Mr. McGurk also testified that ISIS was a direct threat to the United States as shown here, quoting a January 21, 2014 audio statement issued by ISIS leader Abu Bakr al-Baghdadi:
"Were there any doubt, moreover, of the threat Baghdadi and his network – now with approximately 2,000 fighters in Iraq – presents to the United States and our interests in the region, his statement said this in its concluding paragraph:
“Our last message is to the Americans. Soon we will be in direct confrontation, and the sons of Islam have prepared for such a day. So watch, for we are with you, watching.””
Here are two paragraphs from McGurk's testimony, outlining his recommendations:
"The danger at this moment is that these hardened cores of militancy, which must be isolated from the broader population and defeated, become fused with a sense of despondency and grievance in Sunni areas of the country. It is therefore critical and incumbent upon the Government of Iraq (GOI) to help mobilize the people in Sunni areas against ISIL and JRTN through a combination of aggressive political outreach and targeted intelligence-driven security operations.
This responsibility for political outreach and inclusion rests on all Iraqi leaders, but most prominently on Prime Minister Nouri al-Maliki. He is under tremendous political pressure from the Shia population, which faces a near daily threat of car and suicide bombs; but it is incumbent upon the head of state to act in a manner that advances stability in all parts of Iraq. In all of our engagements with Maliki, accordingly, including a November meeting with the President, and regular calls from the Vice President, we have continued to press the urgency of working with local Sunni leaders to draw the population into the fight against ISIL.”
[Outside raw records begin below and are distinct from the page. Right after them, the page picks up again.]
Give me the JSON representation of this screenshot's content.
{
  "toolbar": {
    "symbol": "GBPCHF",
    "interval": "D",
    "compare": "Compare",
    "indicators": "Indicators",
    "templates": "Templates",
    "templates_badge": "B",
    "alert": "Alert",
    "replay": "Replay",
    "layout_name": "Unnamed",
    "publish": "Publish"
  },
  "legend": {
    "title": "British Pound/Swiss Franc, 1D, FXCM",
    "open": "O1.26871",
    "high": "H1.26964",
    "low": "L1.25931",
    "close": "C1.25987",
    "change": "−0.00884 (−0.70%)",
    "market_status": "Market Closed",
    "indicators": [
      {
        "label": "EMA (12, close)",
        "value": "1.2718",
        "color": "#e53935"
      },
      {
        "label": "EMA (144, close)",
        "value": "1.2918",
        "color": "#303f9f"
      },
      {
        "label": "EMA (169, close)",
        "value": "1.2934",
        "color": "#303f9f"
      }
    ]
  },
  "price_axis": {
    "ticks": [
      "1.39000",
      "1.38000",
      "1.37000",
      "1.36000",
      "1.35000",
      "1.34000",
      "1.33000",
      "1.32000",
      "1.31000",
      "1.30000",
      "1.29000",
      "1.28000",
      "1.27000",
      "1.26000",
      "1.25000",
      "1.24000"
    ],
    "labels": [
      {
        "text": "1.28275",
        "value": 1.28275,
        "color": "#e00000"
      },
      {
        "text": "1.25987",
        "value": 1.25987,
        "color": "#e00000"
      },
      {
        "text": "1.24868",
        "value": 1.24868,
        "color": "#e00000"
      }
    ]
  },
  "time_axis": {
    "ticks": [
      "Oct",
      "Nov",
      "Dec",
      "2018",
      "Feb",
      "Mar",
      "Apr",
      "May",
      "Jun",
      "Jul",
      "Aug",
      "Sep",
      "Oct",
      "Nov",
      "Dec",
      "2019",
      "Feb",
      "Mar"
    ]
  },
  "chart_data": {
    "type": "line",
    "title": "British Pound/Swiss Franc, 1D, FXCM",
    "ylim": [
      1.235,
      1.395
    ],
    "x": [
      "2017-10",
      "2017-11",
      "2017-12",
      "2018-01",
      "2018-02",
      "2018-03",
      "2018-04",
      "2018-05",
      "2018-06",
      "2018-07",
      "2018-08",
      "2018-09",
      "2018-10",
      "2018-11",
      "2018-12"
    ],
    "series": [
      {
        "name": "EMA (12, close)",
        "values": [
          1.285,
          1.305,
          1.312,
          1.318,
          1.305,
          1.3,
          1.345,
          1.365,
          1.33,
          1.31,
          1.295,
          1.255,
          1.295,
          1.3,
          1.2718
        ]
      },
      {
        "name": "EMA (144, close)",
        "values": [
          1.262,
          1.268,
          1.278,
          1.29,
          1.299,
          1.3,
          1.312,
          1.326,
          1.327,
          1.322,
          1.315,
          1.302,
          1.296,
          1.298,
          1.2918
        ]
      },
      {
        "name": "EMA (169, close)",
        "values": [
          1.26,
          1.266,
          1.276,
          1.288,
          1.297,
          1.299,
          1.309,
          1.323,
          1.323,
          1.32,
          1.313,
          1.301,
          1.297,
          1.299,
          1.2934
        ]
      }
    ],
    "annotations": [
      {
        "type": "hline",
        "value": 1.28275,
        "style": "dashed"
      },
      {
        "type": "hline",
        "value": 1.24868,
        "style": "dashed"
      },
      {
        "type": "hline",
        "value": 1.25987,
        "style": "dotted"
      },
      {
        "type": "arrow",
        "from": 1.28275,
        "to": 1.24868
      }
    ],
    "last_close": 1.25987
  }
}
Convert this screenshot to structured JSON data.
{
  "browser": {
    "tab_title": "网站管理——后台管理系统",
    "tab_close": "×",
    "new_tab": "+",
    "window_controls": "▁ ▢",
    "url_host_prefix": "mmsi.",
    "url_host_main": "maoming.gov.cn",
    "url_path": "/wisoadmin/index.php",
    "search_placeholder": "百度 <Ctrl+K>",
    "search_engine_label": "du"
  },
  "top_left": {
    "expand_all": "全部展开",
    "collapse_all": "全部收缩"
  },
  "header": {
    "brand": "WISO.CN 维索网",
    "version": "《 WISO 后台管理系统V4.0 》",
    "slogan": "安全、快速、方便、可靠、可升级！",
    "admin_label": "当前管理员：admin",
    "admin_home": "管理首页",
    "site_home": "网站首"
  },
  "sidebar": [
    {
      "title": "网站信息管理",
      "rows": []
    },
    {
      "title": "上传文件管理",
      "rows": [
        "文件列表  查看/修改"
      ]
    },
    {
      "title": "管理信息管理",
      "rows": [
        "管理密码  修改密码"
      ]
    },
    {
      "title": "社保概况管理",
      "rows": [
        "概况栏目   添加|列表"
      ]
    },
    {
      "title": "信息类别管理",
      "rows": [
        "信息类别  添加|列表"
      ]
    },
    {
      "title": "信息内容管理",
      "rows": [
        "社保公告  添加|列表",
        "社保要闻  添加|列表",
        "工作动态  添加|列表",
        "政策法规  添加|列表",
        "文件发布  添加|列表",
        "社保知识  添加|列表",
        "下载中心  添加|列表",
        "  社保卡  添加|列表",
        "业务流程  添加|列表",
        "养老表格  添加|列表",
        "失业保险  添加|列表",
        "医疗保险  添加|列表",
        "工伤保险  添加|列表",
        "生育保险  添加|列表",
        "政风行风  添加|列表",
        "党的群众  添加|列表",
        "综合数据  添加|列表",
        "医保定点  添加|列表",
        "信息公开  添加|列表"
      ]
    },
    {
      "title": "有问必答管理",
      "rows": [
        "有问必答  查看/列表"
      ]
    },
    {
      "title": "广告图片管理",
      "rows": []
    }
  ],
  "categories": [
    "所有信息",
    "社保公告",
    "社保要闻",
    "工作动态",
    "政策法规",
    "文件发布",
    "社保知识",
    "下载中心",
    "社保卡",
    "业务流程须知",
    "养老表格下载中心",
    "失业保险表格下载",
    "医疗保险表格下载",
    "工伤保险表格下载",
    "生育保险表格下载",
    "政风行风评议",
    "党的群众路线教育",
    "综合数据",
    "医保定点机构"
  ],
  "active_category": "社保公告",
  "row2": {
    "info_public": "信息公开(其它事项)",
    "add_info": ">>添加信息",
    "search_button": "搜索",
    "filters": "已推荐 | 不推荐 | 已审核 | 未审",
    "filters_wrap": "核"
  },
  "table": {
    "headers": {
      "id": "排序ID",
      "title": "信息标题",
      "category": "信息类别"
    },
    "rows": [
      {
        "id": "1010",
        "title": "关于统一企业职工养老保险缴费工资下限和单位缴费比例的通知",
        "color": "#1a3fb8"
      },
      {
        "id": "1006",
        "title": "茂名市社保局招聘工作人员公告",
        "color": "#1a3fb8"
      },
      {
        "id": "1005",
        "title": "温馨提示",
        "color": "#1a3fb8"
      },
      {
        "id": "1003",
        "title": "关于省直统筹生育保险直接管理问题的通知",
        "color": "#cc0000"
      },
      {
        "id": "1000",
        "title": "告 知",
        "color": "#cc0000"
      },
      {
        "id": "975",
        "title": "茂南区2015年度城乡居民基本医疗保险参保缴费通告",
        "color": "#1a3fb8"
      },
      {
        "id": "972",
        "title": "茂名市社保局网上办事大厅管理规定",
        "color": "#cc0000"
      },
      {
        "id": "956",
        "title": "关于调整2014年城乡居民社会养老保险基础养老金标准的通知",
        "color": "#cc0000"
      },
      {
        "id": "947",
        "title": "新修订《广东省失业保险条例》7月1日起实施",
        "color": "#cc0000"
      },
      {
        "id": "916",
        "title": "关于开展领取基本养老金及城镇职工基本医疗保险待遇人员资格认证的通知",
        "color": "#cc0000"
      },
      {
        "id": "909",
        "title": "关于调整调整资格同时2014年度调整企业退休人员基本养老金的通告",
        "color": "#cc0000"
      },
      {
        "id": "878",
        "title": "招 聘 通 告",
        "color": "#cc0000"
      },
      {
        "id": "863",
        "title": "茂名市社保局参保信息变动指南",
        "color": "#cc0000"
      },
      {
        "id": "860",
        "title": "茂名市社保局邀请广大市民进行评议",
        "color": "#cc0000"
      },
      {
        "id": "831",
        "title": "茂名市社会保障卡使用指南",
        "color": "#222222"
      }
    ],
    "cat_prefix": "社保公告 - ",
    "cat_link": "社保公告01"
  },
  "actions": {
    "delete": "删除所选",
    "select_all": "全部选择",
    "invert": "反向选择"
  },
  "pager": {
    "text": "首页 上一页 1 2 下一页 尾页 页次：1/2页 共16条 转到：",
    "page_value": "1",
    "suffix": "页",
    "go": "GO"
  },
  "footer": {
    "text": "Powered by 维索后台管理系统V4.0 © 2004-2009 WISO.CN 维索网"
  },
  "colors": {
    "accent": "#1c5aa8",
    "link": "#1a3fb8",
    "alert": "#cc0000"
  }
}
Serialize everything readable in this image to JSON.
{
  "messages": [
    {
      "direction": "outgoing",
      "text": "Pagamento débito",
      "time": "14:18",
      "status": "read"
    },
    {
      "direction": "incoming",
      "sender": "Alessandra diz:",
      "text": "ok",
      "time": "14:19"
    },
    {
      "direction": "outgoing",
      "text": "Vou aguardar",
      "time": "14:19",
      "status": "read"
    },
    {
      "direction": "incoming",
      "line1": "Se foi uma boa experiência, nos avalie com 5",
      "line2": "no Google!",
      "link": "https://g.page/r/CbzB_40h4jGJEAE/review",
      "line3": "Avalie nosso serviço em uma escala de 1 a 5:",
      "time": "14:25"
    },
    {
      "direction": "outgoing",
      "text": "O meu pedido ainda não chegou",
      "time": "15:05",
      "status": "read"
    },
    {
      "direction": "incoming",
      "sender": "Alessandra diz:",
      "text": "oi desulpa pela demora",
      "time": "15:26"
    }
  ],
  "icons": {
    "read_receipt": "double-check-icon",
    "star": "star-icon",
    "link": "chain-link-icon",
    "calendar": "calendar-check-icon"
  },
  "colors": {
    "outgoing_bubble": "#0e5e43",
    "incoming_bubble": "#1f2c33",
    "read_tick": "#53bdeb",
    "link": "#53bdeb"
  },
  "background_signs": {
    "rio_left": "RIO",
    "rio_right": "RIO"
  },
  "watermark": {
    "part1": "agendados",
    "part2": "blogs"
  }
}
The Government of Iraq responded to the fighting in early 2014 by funding reconstruction and humanitarian needs in the areas damaged by fighting and is attempting to supply its troops with much-needed weaponry and other materiel.
Let's summarize the impact of ISIS on Iraqi civilians. From IraqiBody Count, here is a graph showing the growth in the number of civilian casualties from 2012 to 2014:
In 2012, 4,620 Iraqi civilians were killed. This is comparable to the levels seen in the years from 2009 to 2011. The number of civilians killed rose to 9,656 in 2013 and in the first nine months of 2014, the count has risen to 11,190.
It is interesting to look back at testimony to the House Foreign Affairs Committee from early 2014 and see how it was quite clear that ISIS was becoming a very significant threat to the stability of both Syria and Iraq and a threat to the civilian population of Iraq. As far back as mid-2013, it was clear that the degree of chaos in Iraq was increasing, yet, very little attention was paid to the growing number of Iraqi civilian casualties who died as a direct result of ISIS attacks. It wasn't until two American journalists lost their lives in a rather gruesome and very public way that the White House paid any more than lip service to the problems that were created as a direct result of Washington's policy of state destruction and rebuilding.
Oh, the complexities that result from geopolitical interference!